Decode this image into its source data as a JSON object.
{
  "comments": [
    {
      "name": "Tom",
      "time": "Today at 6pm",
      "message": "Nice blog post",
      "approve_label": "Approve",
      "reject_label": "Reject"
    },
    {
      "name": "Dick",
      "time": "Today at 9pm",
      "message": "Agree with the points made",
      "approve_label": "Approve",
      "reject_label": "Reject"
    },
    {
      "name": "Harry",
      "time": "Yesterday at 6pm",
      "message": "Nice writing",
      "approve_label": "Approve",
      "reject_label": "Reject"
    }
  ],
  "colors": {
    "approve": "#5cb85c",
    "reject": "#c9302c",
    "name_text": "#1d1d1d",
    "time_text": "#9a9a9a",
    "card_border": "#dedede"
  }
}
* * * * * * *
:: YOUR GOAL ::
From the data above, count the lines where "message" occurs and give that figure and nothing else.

:: YOUR RESPONSE ::
3